October 2019 Thoughts and Insights
The past 3 months have been very busy at DTIM! First, we are excited to introduce Jennifer Workman to our team as our new Operations Specialist. Jennifer will be the first voice you hear when you call, will handle your funding requests and will support all our back-office needs. Jennifer comes with 25+ years of experience and has a master’s in finance. We have also freshened up our website so please take a look at www.dandatrouve.com when you have a chance. Lastly, we have implemented a new technology platform called Tamarac Reporting. Tamarac brings us superior data, flexible reporting capabilities, and a secure interactive client portal that we will use to share reports with you. In addition, the site will allow you to access your accounts in a comprehensive, easy to understand way (see attached memo on invitation e-mail). You will notice the reports are slightly different, but they still provide the same information.
In support of the markets, unemployment is at an all-time low of 3.5% although wages are not increasing, and this has been a bit of an enigma for several years. The housing market is beginning to show renewed strength and the consumer, so far, has continued to support the US economy. This September, the Fed reduced rates .25% and may again in October, which in theory, should stimulate growth.
However, the latest manufacturing readings came in very poor and border recession levels. The services readings have also declined, and so has consumer confidence. Economic data from around the globe shows slowing, especially in Europe and China.
To add, both the 3-month/10-year and 2/10-year Treasury yield curves have now inverted (meaning longer dated bonds are paying less than shorter dated bonds.) Yield curve inversions historically have often—but not always—preceded a recession.

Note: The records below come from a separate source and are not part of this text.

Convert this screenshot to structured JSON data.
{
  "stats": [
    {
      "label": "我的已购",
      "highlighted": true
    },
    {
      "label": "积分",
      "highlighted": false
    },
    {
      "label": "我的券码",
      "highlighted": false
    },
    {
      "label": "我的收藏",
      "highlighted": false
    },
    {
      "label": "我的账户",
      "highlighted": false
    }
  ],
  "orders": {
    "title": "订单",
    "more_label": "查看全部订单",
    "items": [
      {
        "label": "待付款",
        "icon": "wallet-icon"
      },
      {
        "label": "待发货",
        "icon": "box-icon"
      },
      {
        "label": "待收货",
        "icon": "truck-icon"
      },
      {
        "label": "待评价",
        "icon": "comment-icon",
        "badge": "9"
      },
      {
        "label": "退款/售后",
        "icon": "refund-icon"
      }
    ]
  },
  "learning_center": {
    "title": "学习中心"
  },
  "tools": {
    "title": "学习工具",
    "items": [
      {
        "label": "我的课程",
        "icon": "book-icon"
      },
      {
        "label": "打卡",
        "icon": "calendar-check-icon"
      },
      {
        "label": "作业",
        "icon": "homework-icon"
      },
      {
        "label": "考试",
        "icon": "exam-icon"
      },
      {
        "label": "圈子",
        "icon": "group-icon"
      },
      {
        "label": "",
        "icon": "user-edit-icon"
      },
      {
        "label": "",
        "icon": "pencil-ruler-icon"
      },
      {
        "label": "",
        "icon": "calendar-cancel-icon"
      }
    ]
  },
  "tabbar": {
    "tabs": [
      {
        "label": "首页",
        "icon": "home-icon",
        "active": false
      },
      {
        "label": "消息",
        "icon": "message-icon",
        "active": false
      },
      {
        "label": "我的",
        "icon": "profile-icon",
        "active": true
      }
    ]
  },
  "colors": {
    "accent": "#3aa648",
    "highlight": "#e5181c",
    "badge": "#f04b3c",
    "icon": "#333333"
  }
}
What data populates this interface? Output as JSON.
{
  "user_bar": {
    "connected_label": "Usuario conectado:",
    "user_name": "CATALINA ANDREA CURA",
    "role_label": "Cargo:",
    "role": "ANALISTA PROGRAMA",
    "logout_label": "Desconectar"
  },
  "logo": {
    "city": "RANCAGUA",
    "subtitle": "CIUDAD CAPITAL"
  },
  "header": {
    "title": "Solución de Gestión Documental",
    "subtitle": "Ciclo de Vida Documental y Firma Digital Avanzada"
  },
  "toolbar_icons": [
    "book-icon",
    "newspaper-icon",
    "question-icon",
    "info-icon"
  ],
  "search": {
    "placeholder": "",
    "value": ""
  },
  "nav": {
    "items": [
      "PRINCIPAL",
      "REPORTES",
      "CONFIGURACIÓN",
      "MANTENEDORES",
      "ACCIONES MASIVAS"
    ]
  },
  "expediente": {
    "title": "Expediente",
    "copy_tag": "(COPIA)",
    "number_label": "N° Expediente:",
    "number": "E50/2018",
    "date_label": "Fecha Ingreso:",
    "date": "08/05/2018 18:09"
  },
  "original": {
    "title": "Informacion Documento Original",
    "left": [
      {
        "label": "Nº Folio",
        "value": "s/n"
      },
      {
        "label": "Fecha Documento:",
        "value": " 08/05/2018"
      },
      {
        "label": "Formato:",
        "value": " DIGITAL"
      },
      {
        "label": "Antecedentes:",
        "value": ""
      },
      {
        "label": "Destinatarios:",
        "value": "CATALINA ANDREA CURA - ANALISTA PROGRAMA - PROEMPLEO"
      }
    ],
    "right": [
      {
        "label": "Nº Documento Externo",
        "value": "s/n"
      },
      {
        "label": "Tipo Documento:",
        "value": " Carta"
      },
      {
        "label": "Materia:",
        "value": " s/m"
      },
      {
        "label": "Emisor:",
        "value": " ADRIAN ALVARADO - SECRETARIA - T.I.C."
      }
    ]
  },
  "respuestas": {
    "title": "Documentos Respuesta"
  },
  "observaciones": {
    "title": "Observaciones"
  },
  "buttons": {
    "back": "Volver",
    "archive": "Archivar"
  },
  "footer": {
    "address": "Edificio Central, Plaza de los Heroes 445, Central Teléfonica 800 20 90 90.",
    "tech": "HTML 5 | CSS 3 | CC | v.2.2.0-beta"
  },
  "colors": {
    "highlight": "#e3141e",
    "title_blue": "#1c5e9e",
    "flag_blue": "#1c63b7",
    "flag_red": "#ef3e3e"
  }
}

However, other commonly watched indicators, such as corporate credit yields vs. Treasury yields lower the probability of recession.
The greatest concern to the economy today is the political risk surrounding trade. The ups and downs of U.S.-China trade talks have weighed on market sentiment and posed the biggest challenge to confidence and the economy so far in 2019.
And finally, the 2020 election season is upon us and we are watching how the political landscape may impact the economy. While we seek to remain politically agnostic, we cannot completely ignore the elephant in the room. We do not see the current political atmosphere as contributing positively to the financial markets or the economy. Businesses have difficulty planning when the tax and regulatory environment remain uncertain. Once a clearer picture develops, businesses will better be able to maneuver their operations.
With these contrasting data points in mind, we continue to remain defensive, but still in the game. We are currently looking at reducing exposures to banking/financial stocks and healthcare and increasing to more utilities and dividend paying stocks. In fixed income, we sold our floating rate bonds to reduce risk. We also took profits on our TIPs and bought a shorter-term low risk fund with those proceeds. We now look to buy an infrastructure/real asset fund for broader diversification.
In summary, we see increasing warning signs in the data, but there are still a few positive developments and certain parts of the economy show strength. With the help of the recently lowered interest rates, this longest ever bull market could nonetheless continue. The final quarter of 2019 and the first quarter of 2020 will be a very important time for the markets and should provide ample evidence of whether this market will maintain its historic run.
As always, we remain dedicated to serving your investment needs according to your goals. Please call or write with any questions you may have or join us in the lounge with the beverage of your choice for enlightening discussions.
Opinions expressed herein are those of their writers alone and are based on information believed to be accurate at the time. Danda Trouvé makes no warranties as to the continued accuracy of such information.